Print every line of the material below exactly as it stands, but omit the pictures.

## [RECORDS FOR THE EXERCISE]
• • • •

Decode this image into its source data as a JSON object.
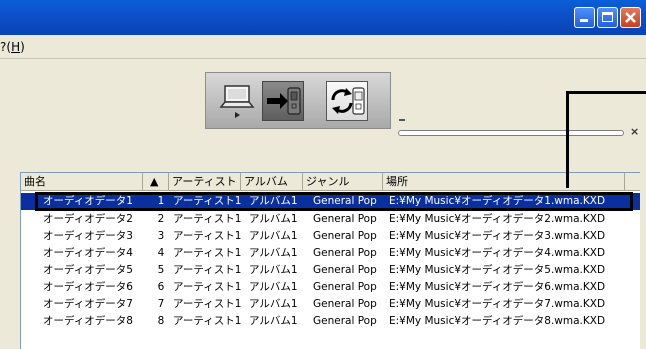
{
  "menubar": {
    "items": [
      {
        "label_prefix": "?(",
        "label_accel": "H",
        "label_suffix": ")"
      }
    ]
  },
  "toolbar": {
    "icons": [
      "computer-icon",
      "transfer-to-player-icon",
      "sync-icon"
    ],
    "progress": {
      "dash": "-",
      "close": "×"
    }
  },
  "table": {
    "headers": [
      "曲名",
      "▲",
      "アーティスト",
      "アルバム",
      "ジャンル",
      "場所"
    ],
    "rows": [
      {
        "title": "オーディオデータ1",
        "no": "1",
        "artist": "アーティスト1",
        "album": "アルバム1",
        "genre": "General Pop",
        "path": "E:¥My Music¥オーディオデータ1.wma.KXD"
      },
      {
        "title": "オーディオデータ2",
        "no": "2",
        "artist": "アーティスト1",
        "album": "アルバム1",
        "genre": "General Pop",
        "path": "E:¥My Music¥オーディオデータ2.wma.KXD"
      },
      {
        "title": "オーディオデータ3",
        "no": "3",
        "artist": "アーティスト1",
        "album": "アルバム1",
        "genre": "General Pop",
        "path": "E:¥My Music¥オーディオデータ3.wma.KXD"
      },
      {
        "title": "オーディオデータ4",
        "no": "4",
        "artist": "アーティスト1",
        "album": "アルバム1",
        "genre": "General Pop",
        "path": "E:¥My Music¥オーディオデータ4.wma.KXD"
      },
      {
        "title": "オーディオデータ5",
        "no": "5",
        "artist": "アーティスト1",
        "album": "アルバム1",
        "genre": "General Pop",
        "path": "E:¥My Music¥オーディオデータ5.wma.KXD"
      },
      {
        "title": "オーディオデータ6",
        "no": "6",
        "artist": "アーティスト1",
        "album": "アルバム1",
        "genre": "General Pop",
        "path": "E:¥My Music¥オーディオデータ6.wma.KXD"
      },
      {
        "title": "オーディオデータ7",
        "no": "7",
        "artist": "アーティスト1",
        "album": "アルバム1",
        "genre": "General Pop",
        "path": "E:¥My Music¥オーディオデータ7.wma.KXD"
      },
      {
        "title": "オーディオデータ8",
        "no": "8",
        "artist": "アーティスト1",
        "album": "アルバム1",
        "genre": "General Pop",
        "path": "E:¥My Music¥オーディオデータ8.wma.KXD"
      }
    ],
    "selected_index": 0
  },
  "colors": {
    "selection": "#0a2f9e",
    "titlebar": "#0a5fd8",
    "window_bg": "#ece9d8"
  }
}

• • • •

## [TASK ANSWER]
Decode this image into its source data as a JSON object.
{
  "menubar": {
    "items": [
      {
        "label_prefix": "?(",
        "label_accel": "H",
        "label_suffix": ")"
      }
    ]
  },
  "toolbar": {
    "icons": [
      "computer-icon",
      "transfer-to-player-icon",
      "sync-icon"
    ],
    "progress": {
      "dash": "-",
      "close": "×"
    }
  },
  "table": {
    "headers": [
      "曲名",
      "▲",
      "アーティスト",
      "アルバム",
      "ジャンル",
      "場所"
    ],
    "rows": [
      {
        "title": "オーディオデータ1",
        "no": "1",
        "artist": "アーティスト1",
        "album": "アルバム1",
        "genre": "General Pop",
        "path": "E:¥My Music¥オーディオデータ1.wma.KXD"
      },
      {
        "title": "オーディオデータ2",
        "no": "2",
        "artist": "アーティスト1",
        "album": "アルバム1",
        "genre": "General Pop",
        "path": "E:¥My Music¥オーディオデータ2.wma.KXD"
      },
      {
        "title": "オーディオデータ3",
        "no": "3",
        "artist": "アーティスト1",
        "album": "アルバム1",
        "genre": "General Pop",
        "path": "E:¥My Music¥オーディオデータ3.wma.KXD"
      },
      {
        "title": "オーディオデータ4",
        "no": "4",
        "artist": "アーティスト1",
        "album": "アルバム1",
        "genre": "General Pop",
        "path": "E:¥My Music¥オーディオデータ4.wma.KXD"
      },
      {
        "title": "オーディオデータ5",
        "no": "5",
        "artist": "アーティスト1",
        "album": "アルバム1",
        "genre": "General Pop",
        "path": "E:¥My Music¥オーディオデータ5.wma.KXD"
      },
      {
        "title": "オーディオデータ6",
        "no": "6",
        "artist": "アーティスト1",
        "album": "アルバム1",
        "genre": "General Pop",
        "path": "E:¥My Music¥オーディオデータ6.wma.KXD"
      },
      {
        "title": "オーディオデータ7",
        "no": "7",
        "artist": "アーティスト1",
        "album": "アルバム1",
        "genre": "General Pop",
        "path": "E:¥My Music¥オーディオデータ7.wma.KXD"
      },
      {
        "title": "オーディオデータ8",
        "no": "8",
        "artist": "アーティスト1",
        "album": "アルバム1",
        "genre": "General Pop",
        "path": "E:¥My Music¥オーディオデータ8.wma.KXD"
      }
    ],
    "selected_index": 0
  },
  "colors": {
    "selection": "#0a2f9e",
    "titlebar": "#0a5fd8",
    "window_bg": "#ece9d8"
  }
}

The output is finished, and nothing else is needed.